## Instructions to follow
In the records below, find each line with the word "高知記念病院" and copy it.

## Exercise inputs

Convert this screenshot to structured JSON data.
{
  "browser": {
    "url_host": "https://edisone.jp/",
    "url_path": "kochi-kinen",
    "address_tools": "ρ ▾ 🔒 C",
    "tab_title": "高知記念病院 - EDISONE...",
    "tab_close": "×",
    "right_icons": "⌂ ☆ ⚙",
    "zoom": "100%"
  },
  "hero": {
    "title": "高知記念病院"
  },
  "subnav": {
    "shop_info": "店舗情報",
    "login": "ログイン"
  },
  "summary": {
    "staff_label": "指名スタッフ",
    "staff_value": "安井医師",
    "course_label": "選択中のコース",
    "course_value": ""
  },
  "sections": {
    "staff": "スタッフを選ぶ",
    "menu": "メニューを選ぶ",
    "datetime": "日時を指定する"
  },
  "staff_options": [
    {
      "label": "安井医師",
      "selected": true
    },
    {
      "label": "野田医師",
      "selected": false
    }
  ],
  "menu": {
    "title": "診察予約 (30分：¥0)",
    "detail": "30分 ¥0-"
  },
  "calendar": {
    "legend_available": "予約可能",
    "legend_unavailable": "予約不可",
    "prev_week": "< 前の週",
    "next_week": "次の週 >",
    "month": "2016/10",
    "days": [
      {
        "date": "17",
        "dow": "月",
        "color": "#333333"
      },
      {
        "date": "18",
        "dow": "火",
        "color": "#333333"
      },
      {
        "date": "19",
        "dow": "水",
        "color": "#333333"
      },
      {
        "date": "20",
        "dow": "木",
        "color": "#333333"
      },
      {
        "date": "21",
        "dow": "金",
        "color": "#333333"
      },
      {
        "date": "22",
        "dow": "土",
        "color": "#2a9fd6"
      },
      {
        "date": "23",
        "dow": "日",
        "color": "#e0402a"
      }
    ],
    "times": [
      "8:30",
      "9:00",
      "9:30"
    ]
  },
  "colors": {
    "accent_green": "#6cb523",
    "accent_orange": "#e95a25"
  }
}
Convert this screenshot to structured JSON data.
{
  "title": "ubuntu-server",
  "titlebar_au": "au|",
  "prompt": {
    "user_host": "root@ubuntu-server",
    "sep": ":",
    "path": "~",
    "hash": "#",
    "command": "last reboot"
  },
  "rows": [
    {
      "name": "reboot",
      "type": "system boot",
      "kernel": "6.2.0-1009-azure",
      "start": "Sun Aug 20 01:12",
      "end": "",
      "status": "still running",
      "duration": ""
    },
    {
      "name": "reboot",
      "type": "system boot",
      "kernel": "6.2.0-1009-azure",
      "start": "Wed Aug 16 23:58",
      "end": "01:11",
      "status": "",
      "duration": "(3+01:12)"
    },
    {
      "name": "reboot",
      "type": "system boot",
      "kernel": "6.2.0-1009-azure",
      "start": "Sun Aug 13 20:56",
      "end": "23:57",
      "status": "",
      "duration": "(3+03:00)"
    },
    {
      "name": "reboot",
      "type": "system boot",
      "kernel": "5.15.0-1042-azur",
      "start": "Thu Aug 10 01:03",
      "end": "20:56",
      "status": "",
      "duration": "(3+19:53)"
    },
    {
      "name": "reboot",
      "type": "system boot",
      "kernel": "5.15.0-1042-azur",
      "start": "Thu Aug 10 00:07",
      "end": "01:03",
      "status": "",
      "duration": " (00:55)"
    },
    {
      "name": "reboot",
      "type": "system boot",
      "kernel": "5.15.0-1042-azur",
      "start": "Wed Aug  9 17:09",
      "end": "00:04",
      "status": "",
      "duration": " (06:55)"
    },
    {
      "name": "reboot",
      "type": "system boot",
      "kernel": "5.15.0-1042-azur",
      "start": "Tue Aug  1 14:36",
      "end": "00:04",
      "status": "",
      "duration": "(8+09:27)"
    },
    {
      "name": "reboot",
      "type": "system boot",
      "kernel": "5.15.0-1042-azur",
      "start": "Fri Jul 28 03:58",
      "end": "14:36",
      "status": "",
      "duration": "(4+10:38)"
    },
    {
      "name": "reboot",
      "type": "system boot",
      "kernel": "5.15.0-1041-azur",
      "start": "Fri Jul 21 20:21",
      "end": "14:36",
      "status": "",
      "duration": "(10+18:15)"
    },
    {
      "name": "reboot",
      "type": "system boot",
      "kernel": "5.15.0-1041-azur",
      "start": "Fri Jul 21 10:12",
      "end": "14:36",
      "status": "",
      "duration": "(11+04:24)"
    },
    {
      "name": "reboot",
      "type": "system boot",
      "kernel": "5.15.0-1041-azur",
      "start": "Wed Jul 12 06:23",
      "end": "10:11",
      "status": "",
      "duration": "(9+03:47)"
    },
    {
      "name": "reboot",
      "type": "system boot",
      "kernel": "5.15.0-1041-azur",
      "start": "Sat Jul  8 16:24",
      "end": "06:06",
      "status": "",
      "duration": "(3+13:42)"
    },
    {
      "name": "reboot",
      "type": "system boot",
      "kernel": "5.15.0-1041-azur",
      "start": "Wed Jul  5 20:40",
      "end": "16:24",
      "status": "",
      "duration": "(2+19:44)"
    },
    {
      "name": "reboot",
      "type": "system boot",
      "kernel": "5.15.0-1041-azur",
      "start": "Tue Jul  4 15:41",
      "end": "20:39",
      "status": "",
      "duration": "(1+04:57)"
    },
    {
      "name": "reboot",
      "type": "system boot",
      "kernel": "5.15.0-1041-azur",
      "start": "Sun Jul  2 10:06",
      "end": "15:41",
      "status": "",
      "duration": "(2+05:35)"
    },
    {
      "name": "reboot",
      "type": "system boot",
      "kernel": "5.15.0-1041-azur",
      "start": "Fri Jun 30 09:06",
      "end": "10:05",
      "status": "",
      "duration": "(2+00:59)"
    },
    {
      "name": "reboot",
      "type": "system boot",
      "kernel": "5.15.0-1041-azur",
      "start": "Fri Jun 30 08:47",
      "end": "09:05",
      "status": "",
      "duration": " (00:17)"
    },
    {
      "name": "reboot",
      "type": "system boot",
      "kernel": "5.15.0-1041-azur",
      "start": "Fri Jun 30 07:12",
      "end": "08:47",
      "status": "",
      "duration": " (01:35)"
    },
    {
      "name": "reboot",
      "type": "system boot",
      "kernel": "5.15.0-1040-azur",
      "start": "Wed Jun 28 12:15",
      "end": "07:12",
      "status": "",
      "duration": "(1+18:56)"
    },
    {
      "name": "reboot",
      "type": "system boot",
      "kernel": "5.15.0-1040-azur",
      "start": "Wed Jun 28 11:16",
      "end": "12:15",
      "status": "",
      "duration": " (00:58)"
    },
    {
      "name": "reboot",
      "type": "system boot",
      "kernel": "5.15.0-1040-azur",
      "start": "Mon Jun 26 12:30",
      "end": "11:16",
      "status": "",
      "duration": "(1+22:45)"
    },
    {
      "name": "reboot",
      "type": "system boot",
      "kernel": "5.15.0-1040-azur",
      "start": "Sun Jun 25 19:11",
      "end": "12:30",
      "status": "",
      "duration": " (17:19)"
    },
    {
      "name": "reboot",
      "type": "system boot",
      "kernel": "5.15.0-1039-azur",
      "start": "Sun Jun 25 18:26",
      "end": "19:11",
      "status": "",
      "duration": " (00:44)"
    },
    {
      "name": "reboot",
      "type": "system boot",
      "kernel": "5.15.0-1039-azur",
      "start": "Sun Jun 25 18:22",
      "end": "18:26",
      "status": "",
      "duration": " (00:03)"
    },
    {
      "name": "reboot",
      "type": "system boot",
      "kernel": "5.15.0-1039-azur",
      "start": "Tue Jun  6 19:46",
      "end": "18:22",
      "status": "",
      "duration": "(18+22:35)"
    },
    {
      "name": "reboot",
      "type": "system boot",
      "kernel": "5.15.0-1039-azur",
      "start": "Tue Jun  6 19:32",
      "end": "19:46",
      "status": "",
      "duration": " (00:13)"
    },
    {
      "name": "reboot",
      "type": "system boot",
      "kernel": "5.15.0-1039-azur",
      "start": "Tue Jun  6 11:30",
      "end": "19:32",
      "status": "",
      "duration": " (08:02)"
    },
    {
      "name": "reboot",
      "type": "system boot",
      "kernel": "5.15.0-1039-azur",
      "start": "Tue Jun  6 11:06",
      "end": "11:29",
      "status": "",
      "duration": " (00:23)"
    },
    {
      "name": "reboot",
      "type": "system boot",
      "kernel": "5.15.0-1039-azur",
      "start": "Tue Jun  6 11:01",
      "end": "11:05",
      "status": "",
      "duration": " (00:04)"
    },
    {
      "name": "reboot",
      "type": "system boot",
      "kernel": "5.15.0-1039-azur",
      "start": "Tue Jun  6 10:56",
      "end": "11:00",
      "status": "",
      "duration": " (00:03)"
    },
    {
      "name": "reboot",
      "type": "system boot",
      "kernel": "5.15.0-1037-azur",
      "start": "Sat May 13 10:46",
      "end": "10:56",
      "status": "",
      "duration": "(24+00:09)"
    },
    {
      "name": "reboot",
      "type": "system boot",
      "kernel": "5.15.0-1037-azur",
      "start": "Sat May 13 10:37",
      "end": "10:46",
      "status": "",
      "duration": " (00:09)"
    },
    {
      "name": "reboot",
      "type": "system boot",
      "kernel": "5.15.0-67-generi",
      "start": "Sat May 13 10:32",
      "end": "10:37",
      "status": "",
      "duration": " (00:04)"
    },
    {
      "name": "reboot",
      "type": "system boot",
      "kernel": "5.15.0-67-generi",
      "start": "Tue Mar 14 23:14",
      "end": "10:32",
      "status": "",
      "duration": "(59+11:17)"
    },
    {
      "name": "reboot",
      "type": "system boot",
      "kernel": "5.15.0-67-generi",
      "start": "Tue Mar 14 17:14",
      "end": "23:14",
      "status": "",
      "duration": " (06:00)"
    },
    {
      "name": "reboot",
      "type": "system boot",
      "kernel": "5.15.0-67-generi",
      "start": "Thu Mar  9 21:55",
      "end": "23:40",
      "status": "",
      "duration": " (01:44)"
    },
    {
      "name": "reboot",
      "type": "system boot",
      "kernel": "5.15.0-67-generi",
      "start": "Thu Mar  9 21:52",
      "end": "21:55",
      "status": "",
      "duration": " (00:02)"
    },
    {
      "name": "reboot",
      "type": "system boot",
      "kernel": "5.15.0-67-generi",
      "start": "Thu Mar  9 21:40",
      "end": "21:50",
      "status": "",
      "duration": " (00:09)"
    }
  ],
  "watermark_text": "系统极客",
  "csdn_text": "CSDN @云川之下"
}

## Written response
    "tab_title": "高知記念病院 - EDISONE...",
    "title": "高知記念病院"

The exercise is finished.